■ **Problem to solve**
Using the records below, locate all lines containing "glyph" and return them.

----- Given records -----

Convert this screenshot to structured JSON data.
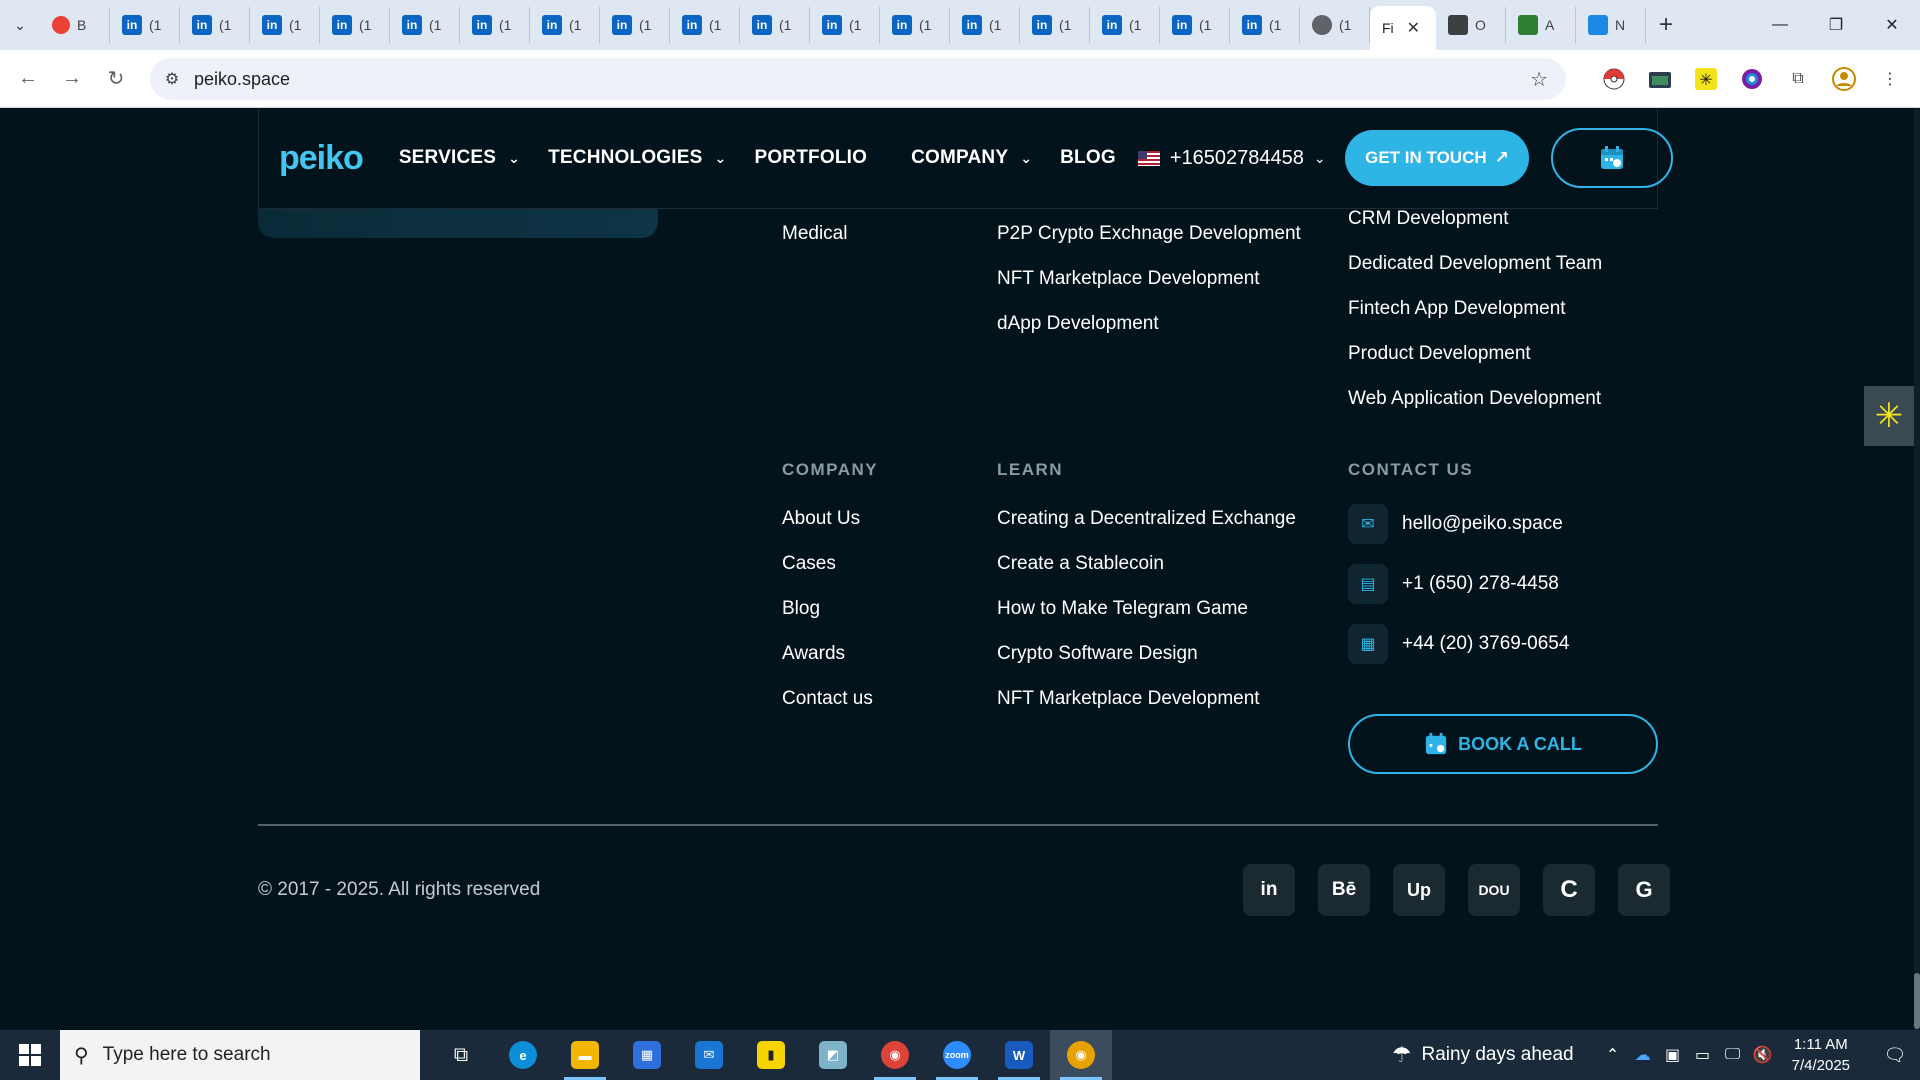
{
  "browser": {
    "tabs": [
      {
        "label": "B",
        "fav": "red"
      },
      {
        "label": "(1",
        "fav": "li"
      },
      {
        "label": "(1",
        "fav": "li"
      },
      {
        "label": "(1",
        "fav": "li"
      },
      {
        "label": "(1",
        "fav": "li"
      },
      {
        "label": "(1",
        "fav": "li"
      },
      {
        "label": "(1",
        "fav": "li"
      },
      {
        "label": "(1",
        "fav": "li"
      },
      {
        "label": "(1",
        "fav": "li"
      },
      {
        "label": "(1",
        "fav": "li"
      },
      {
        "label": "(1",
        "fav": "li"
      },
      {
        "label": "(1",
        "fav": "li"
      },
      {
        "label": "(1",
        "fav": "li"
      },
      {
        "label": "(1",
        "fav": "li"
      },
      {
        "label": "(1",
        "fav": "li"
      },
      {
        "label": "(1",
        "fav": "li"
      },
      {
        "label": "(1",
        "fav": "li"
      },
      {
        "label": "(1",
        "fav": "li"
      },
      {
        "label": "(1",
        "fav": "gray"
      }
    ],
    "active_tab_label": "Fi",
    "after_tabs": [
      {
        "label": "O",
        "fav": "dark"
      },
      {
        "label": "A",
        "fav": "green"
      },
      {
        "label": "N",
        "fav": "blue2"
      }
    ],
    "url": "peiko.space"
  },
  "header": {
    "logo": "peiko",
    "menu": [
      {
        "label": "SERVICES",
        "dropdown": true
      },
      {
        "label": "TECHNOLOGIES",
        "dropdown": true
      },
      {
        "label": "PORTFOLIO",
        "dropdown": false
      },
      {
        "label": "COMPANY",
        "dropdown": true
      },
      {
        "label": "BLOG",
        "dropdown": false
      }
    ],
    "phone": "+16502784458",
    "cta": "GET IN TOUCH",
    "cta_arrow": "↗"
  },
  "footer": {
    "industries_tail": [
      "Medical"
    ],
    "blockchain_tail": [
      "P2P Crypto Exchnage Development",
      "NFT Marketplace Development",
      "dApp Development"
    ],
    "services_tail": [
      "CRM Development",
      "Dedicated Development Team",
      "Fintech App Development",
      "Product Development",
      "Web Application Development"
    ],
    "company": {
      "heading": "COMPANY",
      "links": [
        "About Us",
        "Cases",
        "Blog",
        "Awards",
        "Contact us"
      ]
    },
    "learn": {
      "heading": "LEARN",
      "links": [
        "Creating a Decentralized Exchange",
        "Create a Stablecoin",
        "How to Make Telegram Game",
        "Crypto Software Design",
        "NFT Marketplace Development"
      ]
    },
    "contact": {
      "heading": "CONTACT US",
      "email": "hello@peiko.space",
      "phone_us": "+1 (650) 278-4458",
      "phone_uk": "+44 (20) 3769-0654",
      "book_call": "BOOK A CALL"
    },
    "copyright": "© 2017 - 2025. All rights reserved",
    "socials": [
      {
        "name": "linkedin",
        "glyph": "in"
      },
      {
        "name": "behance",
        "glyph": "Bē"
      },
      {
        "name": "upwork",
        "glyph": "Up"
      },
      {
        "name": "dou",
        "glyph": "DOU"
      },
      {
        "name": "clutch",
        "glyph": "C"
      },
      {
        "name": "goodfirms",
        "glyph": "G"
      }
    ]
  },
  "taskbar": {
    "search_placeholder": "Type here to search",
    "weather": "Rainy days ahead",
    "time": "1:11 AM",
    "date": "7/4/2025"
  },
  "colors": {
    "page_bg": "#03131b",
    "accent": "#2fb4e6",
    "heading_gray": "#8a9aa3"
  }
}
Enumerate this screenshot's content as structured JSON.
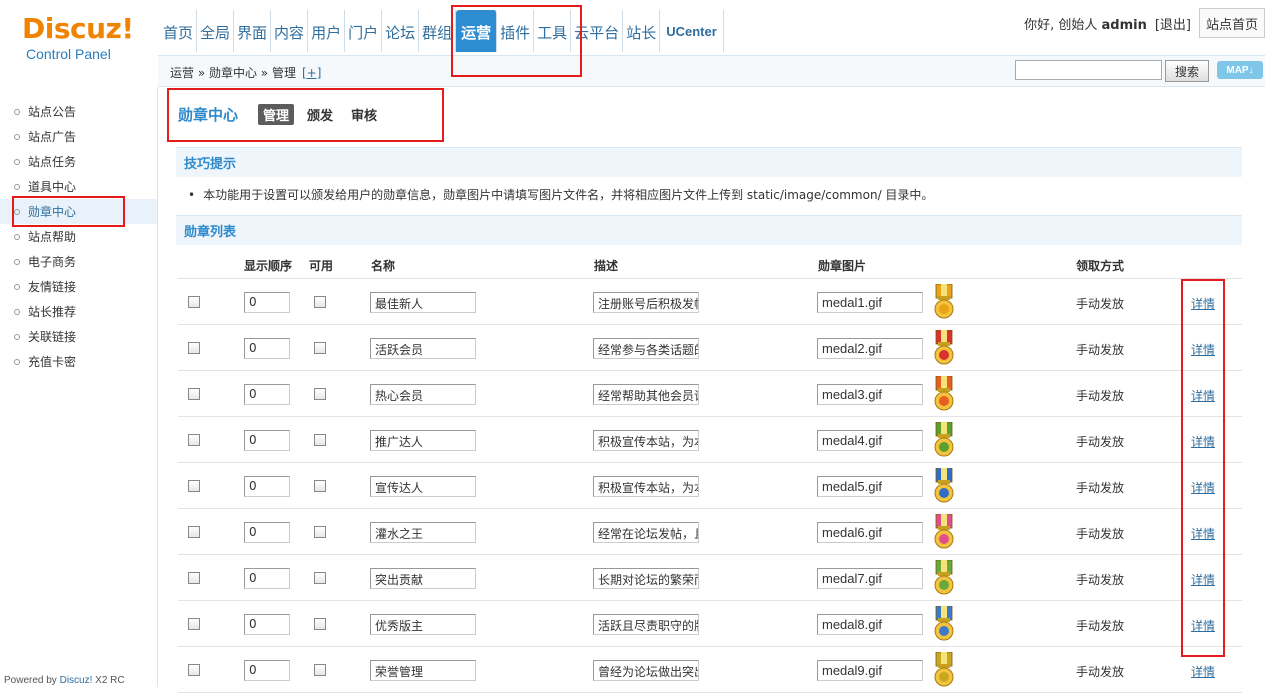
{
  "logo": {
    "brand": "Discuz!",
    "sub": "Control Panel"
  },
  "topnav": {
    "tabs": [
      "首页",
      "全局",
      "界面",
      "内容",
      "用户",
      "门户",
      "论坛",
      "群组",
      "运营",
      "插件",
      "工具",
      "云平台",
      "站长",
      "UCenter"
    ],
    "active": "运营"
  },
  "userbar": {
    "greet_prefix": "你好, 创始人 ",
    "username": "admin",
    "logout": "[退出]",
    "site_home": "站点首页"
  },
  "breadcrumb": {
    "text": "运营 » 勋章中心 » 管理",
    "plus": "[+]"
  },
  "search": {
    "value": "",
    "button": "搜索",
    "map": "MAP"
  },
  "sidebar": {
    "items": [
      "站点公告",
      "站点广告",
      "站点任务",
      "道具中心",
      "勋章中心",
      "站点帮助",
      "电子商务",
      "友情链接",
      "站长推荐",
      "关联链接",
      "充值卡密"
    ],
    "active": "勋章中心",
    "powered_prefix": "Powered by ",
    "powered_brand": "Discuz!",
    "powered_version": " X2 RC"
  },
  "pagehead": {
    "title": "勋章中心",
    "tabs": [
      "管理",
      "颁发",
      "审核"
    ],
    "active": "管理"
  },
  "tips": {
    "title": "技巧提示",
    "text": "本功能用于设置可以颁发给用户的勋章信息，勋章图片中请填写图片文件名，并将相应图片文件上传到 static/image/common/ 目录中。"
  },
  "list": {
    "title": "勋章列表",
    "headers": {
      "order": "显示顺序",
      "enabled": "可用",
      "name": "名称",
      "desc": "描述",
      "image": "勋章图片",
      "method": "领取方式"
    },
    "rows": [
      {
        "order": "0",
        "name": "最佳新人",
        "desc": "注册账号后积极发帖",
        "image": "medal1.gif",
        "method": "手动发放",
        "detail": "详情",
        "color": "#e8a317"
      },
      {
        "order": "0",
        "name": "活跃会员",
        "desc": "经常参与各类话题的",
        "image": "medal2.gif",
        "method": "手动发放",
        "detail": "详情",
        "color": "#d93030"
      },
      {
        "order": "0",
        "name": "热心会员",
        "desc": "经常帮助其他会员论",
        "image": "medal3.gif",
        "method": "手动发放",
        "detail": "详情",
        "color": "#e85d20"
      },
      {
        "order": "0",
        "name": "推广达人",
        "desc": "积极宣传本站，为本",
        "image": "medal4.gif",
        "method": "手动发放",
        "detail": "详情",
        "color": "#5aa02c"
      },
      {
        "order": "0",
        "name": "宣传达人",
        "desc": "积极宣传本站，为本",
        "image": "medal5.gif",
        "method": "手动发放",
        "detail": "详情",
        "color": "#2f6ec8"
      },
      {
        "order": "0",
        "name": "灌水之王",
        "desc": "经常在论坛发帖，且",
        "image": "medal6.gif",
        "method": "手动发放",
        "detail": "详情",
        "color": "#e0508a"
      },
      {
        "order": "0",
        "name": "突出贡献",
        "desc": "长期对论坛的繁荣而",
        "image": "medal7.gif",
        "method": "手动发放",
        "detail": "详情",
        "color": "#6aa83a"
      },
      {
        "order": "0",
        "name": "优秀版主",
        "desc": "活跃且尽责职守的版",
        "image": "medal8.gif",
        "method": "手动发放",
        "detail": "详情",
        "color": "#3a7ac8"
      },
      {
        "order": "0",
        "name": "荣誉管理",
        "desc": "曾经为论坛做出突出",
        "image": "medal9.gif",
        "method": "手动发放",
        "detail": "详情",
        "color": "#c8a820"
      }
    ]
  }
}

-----

■ **Written answer**
        "glyph": "in"
        "glyph": "Bē"
        "glyph": "Up"
        "glyph": "DOU"
        "glyph": "C"
        "glyph": "G"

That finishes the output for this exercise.